No matter how great his sins, the sinner should never despair of Christ’s forgiveness, and Fisher quotes St. Bernard, who considered the very posture of the corpus on the crucifix to be one of welcome:
But peradventure thou thinkest that our Savior because thou hast been so unkind to Him, will not receive thee unto His mercy? I say, therefore forsake thy sin and accuse thy unkindness, receive thee again unto his great mercy….Behold earnestly the manner how thy Savior hanged on the cross, and thou shalt see great cause of hope of his mercy if thou thus return. St. Bernard sayeth: Who may not be ravished to hope and confidence if he considers the order of His body, His head bowing down to offer a kiss, His arms spread to embrace us, His hands bored through to make liberal gifts, his side open to show unto us the love of His heart, His feet fastened with nails, that he shall not start away but abide with us. And all His body stretched forcing himself to give it wholly unto us.
The saint concludes this, his final surviving sermon, preached upon Good Friday, with words that have lost none of their relevance today. He urges the sinner to have this wonderful book constantly before his eyes, and warns him that his response to its lesson will decide his eternal destiny. If he sincerely laments his sins then their debt shall be thoroughly paid and he will escape everlasting woe:
But if thou dost refuse this remedy, and follow the desires of this world and of the flesh, be thou well assured that then thou shalt pay thine own debts amongst the devils in hell with everlasting woe. From the which may he defend us, that for our love as this day suffered on the Cross, his most painful and sorrowful death, our Savior Christ Jesus. Amen.

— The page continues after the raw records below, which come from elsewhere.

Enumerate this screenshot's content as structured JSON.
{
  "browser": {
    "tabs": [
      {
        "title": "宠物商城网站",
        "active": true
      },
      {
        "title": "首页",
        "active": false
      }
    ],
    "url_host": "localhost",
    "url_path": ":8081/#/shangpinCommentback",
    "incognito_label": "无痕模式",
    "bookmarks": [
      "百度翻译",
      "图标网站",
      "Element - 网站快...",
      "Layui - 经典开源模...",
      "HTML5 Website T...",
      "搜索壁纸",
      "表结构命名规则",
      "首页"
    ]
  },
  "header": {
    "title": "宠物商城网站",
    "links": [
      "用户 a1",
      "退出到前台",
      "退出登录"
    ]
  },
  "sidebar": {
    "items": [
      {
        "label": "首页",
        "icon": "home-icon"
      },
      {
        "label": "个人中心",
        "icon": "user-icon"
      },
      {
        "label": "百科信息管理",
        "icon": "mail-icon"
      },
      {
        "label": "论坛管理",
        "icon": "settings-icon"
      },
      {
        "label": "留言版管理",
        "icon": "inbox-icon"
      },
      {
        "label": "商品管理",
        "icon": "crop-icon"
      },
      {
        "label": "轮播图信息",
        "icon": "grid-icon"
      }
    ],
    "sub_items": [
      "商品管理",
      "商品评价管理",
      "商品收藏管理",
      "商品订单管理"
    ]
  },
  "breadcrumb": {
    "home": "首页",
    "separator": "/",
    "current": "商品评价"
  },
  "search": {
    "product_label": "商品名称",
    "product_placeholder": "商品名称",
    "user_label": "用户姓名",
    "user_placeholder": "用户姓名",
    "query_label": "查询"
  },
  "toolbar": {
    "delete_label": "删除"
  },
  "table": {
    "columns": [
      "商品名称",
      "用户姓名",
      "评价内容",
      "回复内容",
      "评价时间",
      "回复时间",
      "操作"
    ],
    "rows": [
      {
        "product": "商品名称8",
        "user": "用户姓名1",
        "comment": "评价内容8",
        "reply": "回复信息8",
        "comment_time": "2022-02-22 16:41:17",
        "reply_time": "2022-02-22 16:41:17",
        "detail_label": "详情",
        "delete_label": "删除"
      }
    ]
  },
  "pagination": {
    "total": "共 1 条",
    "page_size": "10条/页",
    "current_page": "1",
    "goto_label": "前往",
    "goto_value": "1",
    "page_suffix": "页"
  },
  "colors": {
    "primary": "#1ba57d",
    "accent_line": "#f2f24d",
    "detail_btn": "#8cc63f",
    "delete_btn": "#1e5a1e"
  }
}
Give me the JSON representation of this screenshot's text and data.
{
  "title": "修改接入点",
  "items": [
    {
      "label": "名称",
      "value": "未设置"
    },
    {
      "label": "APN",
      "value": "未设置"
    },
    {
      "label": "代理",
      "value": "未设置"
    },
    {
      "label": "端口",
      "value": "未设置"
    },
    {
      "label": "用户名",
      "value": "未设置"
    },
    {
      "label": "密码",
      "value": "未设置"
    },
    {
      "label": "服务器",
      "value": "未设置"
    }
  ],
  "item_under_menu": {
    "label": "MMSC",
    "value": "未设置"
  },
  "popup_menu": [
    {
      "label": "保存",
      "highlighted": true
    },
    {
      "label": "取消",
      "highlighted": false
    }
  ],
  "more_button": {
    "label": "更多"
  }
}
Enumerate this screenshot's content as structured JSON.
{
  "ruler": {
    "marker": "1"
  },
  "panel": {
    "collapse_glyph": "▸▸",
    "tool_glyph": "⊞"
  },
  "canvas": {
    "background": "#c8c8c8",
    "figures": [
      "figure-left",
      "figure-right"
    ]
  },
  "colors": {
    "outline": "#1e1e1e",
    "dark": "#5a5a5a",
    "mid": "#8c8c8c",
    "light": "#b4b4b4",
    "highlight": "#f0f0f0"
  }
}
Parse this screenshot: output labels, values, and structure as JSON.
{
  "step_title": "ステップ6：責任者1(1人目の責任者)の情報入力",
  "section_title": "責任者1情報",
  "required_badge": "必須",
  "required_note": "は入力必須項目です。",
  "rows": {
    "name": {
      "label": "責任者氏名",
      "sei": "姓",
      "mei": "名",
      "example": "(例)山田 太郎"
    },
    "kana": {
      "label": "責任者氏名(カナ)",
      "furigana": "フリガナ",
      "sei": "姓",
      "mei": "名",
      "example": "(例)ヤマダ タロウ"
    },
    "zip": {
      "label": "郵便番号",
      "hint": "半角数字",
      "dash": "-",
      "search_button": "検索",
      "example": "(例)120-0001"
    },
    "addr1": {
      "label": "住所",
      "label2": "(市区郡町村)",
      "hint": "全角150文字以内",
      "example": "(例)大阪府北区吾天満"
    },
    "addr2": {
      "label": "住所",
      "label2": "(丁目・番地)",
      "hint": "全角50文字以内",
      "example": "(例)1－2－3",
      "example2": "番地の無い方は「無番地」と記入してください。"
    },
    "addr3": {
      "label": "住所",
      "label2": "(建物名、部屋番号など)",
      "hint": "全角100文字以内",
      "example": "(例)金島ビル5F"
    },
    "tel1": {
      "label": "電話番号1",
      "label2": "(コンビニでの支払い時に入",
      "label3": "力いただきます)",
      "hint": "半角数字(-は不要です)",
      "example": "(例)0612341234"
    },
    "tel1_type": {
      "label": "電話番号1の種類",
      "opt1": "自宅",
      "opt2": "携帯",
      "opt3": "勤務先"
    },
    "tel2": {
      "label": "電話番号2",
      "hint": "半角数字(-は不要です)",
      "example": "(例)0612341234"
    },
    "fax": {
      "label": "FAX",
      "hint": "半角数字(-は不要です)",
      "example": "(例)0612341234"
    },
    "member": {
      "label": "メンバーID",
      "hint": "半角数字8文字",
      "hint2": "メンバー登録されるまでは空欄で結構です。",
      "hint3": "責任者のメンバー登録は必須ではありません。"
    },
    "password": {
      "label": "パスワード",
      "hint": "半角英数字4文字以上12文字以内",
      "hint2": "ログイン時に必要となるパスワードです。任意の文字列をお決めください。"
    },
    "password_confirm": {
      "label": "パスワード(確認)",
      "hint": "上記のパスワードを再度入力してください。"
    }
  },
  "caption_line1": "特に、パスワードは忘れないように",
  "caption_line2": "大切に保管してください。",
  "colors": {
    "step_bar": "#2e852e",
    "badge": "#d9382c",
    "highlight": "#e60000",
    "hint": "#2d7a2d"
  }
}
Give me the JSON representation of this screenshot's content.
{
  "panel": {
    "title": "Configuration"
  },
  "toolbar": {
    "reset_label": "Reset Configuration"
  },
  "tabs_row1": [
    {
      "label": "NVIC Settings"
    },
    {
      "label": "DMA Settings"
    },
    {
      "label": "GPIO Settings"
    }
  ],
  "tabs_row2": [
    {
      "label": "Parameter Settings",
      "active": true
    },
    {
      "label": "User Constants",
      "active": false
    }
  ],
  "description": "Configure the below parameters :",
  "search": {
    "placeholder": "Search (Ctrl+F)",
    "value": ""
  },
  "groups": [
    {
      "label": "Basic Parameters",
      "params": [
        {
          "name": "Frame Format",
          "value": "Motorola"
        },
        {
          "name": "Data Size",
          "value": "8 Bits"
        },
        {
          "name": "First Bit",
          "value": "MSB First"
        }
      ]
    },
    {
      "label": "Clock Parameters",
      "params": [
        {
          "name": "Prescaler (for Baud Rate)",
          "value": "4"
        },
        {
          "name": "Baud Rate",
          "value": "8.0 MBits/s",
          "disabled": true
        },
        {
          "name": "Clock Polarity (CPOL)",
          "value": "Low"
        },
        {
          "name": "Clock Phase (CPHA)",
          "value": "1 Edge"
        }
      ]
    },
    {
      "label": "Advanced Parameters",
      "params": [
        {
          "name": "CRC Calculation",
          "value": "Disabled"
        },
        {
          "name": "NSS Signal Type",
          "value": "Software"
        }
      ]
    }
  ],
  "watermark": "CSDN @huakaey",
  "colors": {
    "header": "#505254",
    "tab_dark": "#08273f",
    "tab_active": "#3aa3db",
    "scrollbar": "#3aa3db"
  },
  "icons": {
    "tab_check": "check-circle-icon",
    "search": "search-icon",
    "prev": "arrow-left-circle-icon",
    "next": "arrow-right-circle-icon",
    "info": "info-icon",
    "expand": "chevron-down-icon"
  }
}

The essential teaching here is “if thou dost refuse.” Throughout his sermons the saint is adamant that God does not condemn us to hell; we condemn ourselves. Until the very last moment of our lives we have the chance to repent:
What about these obstinate sinners who would never be converted by the great benefits of God? It had been far better for them to have suffered the greatest punishment that might be in this life. For they shall be drawn down by the cruel tormentors, the devils, into the deep pit of hell, there to be crucified eternally, where the worm of their conscience shall never die….But whoever in this life will do penance, no matter how great a sinner he was before (if he does not despair of forgiveness) almighty God shall be merciful and forgive him. St. Augustine says, if all the sins of the world were compared to the mercy of God, they would be in comparison to it no more than a spark of fire in the great sea. And I dare well say to the sinner, no matter how wicked he is in his living, if at any time in this life he will be penitent for it and desire forgiveness and mercy, almighty God of his great goodness will forgive him as quickly the water in the sea can quench a spark of fire that is cast upon it. For when the sinner is very penitent, nothing remains in the soul that can withstand the infinite mercy of almighty God, which stands round about, ready on every side. The prophet makes this point in the following words: Sperantem autem in Domine misericordia circumdabit. The mercy of God shall be ready round about on every side to defend the sinner who trust in him and will do penance for his sins.*****
- [Michael Davies was president of Una Voce International and the author of many books on Catholic history and liturgy, including his much acclaimed biography of St. John Fisher]